There’s one nugget of new information (to me anyway) in there. When the German parliament conducted an extensive inquiry into state surveillance, prompted by Snowden’s leaks, they didn’t bring him in to provide testimony. They claimed this was because he demanded asylum in Germany as a condition. “It’s a lie,” says the man himself.
THE INTERNET GOT REALLY SLOW in Togo when people were demonstrating against the president. Weird, that: http://bbc.in/2eT7FOI
If you’d like me to write articles for you about digital rights issues, speak at your event or provide advice for your business, drop me an email at firstname.lastname@example.org.

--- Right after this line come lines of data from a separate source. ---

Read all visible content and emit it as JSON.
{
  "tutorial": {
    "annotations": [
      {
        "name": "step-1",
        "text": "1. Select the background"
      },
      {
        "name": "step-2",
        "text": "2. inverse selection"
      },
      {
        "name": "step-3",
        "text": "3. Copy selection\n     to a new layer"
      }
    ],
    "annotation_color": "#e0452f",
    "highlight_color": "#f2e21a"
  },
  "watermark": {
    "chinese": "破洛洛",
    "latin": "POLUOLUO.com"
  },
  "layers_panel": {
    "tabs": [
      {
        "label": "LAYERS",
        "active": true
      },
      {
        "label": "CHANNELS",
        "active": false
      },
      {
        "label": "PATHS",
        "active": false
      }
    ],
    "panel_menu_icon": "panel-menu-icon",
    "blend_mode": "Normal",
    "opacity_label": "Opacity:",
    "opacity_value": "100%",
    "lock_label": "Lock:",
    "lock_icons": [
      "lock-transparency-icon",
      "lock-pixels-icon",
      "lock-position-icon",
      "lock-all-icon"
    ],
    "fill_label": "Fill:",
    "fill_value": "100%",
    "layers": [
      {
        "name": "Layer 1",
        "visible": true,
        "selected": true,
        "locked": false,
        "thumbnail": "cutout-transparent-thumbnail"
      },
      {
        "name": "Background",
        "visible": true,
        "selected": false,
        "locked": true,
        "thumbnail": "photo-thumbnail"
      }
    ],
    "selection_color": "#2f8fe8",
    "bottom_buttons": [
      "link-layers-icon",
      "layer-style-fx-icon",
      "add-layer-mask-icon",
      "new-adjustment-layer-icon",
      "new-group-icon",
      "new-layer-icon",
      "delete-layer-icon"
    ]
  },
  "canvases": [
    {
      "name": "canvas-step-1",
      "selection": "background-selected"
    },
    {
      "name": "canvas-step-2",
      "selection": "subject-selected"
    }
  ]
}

TESLA DID SOMETHING NICE FOR CERTAIN CUSTOMERS who were trying to flee hurricane-stricken Florida, by delivering a software update that extended the driving range of their cars: http://bit.ly/2gZb7vm
Basically, when Tesla started selling the affected models, it offered a cheaper version with less driving range, but this didn’t involve installing smaller, cheaper batteries – it was an artificial limitation enforced by software. When Irma loomed, Tesla temporarily lifted the limitation so drivers could get the heck out of Florida.
A reminder, if it was needed, that when you buy internet-connected things – even expensive things like cars – the real control over them lies in the hands of the company that sold it to you, not to you, the “owner”.
AI CORNER: IBM’s Watson “artificial intelligence” is a lot less useful in oncology than the company’s marketing department has been making out: http://bit.ly/2xOq7QK
That study about how AI can tell if you’re gay or not by studying your face is also severely flawed. This breakdown uses the wonderfully damning term “AI phrenology”: http://bit.ly/2xW9qBX
Hackers can use AI to craft convincing phishing messages, and lots of them: http://bit.ly/2xXQqDo
Google is funding software to automatically write local news, thus making more human journalists redundant. Thanks Google! http://bit.ly/2uTSA5a